PROBLEM STATEMENT ->
For this exercise, retype every record below exactly and keep the pictures out.

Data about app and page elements
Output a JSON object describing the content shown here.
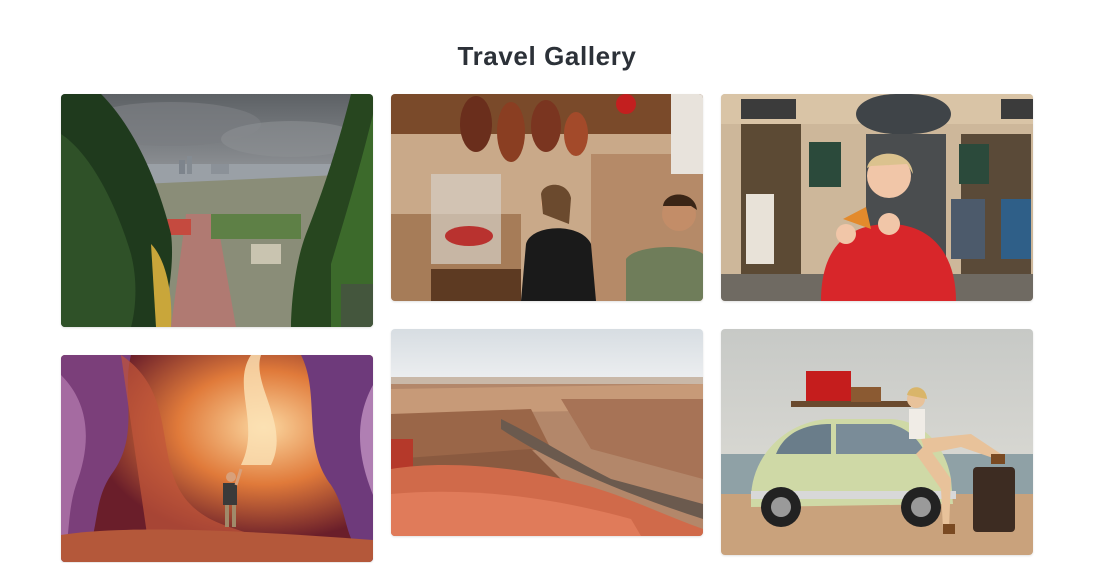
{
  "header": {
    "title": "Travel Gallery"
  },
  "gallery": {
    "photos": [
      {
        "subject": "city-view-through-jungle-cliffs"
      },
      {
        "subject": "market-with-hanging-hams"
      },
      {
        "subject": "woman-eating-pizza-street"
      },
      {
        "subject": "antelope-slot-canyon-hiker"
      },
      {
        "subject": "grand-canyon-overlook"
      },
      {
        "subject": "vintage-beetle-beach-woman"
      }
    ]
  },
  "colors": {
    "title": "#2c3138",
    "background": "#ffffff"
  }
}
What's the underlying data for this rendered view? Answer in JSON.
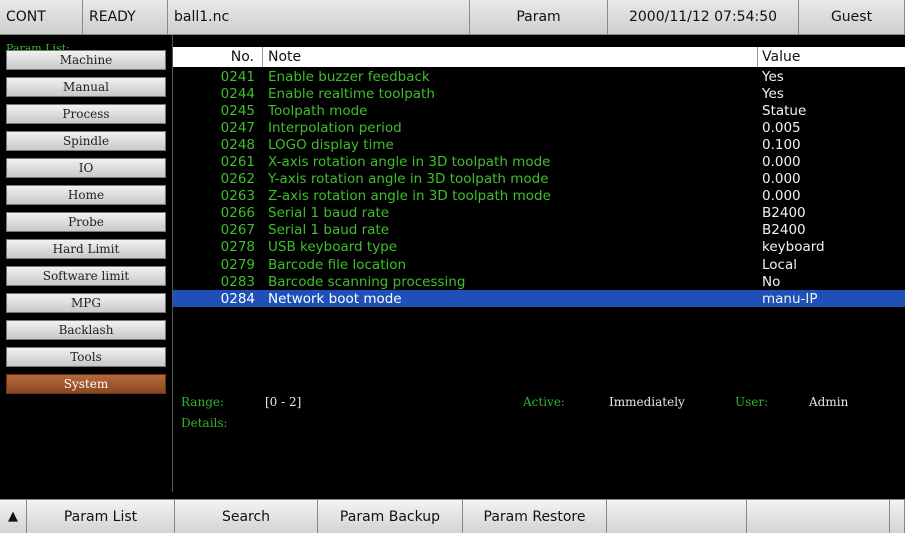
{
  "topbar": {
    "mode": "CONT",
    "status": "READY",
    "filename": "ball1.nc",
    "page": "Param",
    "datetime": "2000/11/12 07:54:50",
    "user": "Guest"
  },
  "sidebar": {
    "title": "Param List:",
    "items": [
      {
        "label": "Machine"
      },
      {
        "label": "Manual"
      },
      {
        "label": "Process"
      },
      {
        "label": "Spindle"
      },
      {
        "label": "IO"
      },
      {
        "label": "Home"
      },
      {
        "label": "Probe"
      },
      {
        "label": "Hard Limit"
      },
      {
        "label": "Software limit"
      },
      {
        "label": "MPG"
      },
      {
        "label": "Backlash"
      },
      {
        "label": "Tools"
      },
      {
        "label": "System",
        "active": true
      }
    ]
  },
  "table": {
    "headers": {
      "no": "No.",
      "note": "Note",
      "value": "Value"
    },
    "rows": [
      {
        "no": "0241",
        "note": "Enable buzzer feedback",
        "value": "Yes"
      },
      {
        "no": "0244",
        "note": "Enable realtime toolpath",
        "value": "Yes"
      },
      {
        "no": "0245",
        "note": "Toolpath mode",
        "value": "Statue"
      },
      {
        "no": "0247",
        "note": "Interpolation period",
        "value": "0.005"
      },
      {
        "no": "0248",
        "note": "LOGO display time",
        "value": "0.100"
      },
      {
        "no": "0261",
        "note": "X-axis rotation angle in 3D toolpath mode",
        "value": "0.000"
      },
      {
        "no": "0262",
        "note": "Y-axis rotation angle in 3D toolpath mode",
        "value": "0.000"
      },
      {
        "no": "0263",
        "note": "Z-axis rotation angle in 3D toolpath mode",
        "value": "0.000"
      },
      {
        "no": "0266",
        "note": "Serial 1 baud rate",
        "value": "B2400"
      },
      {
        "no": "0267",
        "note": "Serial 1 baud rate",
        "value": "B2400"
      },
      {
        "no": "0278",
        "note": "USB keyboard type",
        "value": "keyboard"
      },
      {
        "no": "0279",
        "note": "Barcode file location",
        "value": "Local"
      },
      {
        "no": "0283",
        "note": "Barcode scanning processing",
        "value": "No"
      },
      {
        "no": "0284",
        "note": "Network boot mode",
        "value": "manu-IP",
        "selected": true
      }
    ]
  },
  "info": {
    "range_label": "Range:",
    "range_value": "[0 - 2]",
    "active_label": "Active:",
    "active_value": "Immediately",
    "user_label": "User:",
    "user_value": "Admin",
    "details_label": "Details:"
  },
  "bottombar": {
    "arrow": "▲",
    "buttons": [
      "Param List",
      "Search",
      "Param Backup",
      "Param Restore",
      "",
      "",
      ""
    ]
  }
}
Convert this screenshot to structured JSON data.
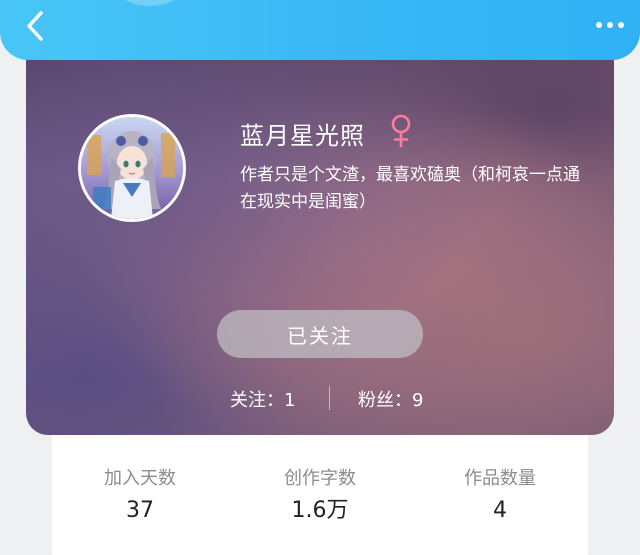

ANSWER BOX ->
Output a JSON object describing the content shown here.
{
  "header": {
    "title": "Travel Gallery"
  },
  "gallery": {
    "photos": [
      {
        "subject": "city-view-through-jungle-cliffs"
      },
      {
        "subject": "market-with-hanging-hams"
      },
      {
        "subject": "woman-eating-pizza-street"
      },
      {
        "subject": "antelope-slot-canyon-hiker"
      },
      {
        "subject": "grand-canyon-overlook"
      },
      {
        "subject": "vintage-beetle-beach-woman"
      }
    ]
  },
  "colors": {
    "title": "#2c3138",
    "background": "#ffffff"
  }
}
What's the underlying data for this rendered view? Answer in JSON.
{
  "topbar": {
    "mode": "CONT",
    "status": "READY",
    "filename": "ball1.nc",
    "page": "Param",
    "datetime": "2000/11/12 07:54:50",
    "user": "Guest"
  },
  "sidebar": {
    "title": "Param List:",
    "items": [
      {
        "label": "Machine"
      },
      {
        "label": "Manual"
      },
      {
        "label": "Process"
      },
      {
        "label": "Spindle"
      },
      {
        "label": "IO"
      },
      {
        "label": "Home"
      },
      {
        "label": "Probe"
      },
      {
        "label": "Hard Limit"
      },
      {
        "label": "Software limit"
      },
      {
        "label": "MPG"
      },
      {
        "label": "Backlash"
      },
      {
        "label": "Tools"
      },
      {
        "label": "System",
        "active": true
      }
    ]
  },
  "table": {
    "headers": {
      "no": "No.",
      "note": "Note",
      "value": "Value"
    },
    "rows": [
      {
        "no": "0241",
        "note": "Enable buzzer feedback",
        "value": "Yes"
      },
      {
        "no": "0244",
        "note": "Enable realtime toolpath",
        "value": "Yes"
      },
      {
        "no": "0245",
        "note": "Toolpath mode",
        "value": "Statue"
      },
      {
        "no": "0247",
        "note": "Interpolation period",
        "value": "0.005"
      },
      {
        "no": "0248",
        "note": "LOGO display time",
        "value": "0.100"
      },
      {
        "no": "0261",
        "note": "X-axis rotation angle in 3D toolpath mode",
        "value": "0.000"
      },
      {
        "no": "0262",
        "note": "Y-axis rotation angle in 3D toolpath mode",
        "value": "0.000"
      },
      {
        "no": "0263",
        "note": "Z-axis rotation angle in 3D toolpath mode",
        "value": "0.000"
      },
      {
        "no": "0266",
        "note": "Serial 1 baud rate",
        "value": "B2400"
      },
      {
        "no": "0267",
        "note": "Serial 1 baud rate",
        "value": "B2400"
      },
      {
        "no": "0278",
        "note": "USB keyboard type",
        "value": "keyboard"
      },
      {
        "no": "0279",
        "note": "Barcode file location",
        "value": "Local"
      },
      {
        "no": "0283",
        "note": "Barcode scanning processing",
        "value": "No"
      },
      {
        "no": "0284",
        "note": "Network boot mode",
        "value": "manu-IP",
        "selected": true
      }
    ]
  },
  "info": {
    "range_label": "Range:",
    "range_value": "[0 - 2]",
    "active_label": "Active:",
    "active_value": "Immediately",
    "user_label": "User:",
    "user_value": "Admin",
    "details_label": "Details:"
  },
  "bottombar": {
    "arrow": "▲",
    "buttons": [
      "Param List",
      "Search",
      "Param Backup",
      "Param Restore",
      "",
      "",
      ""
    ]
  }
}
Convert this screenshot to structured JSON data.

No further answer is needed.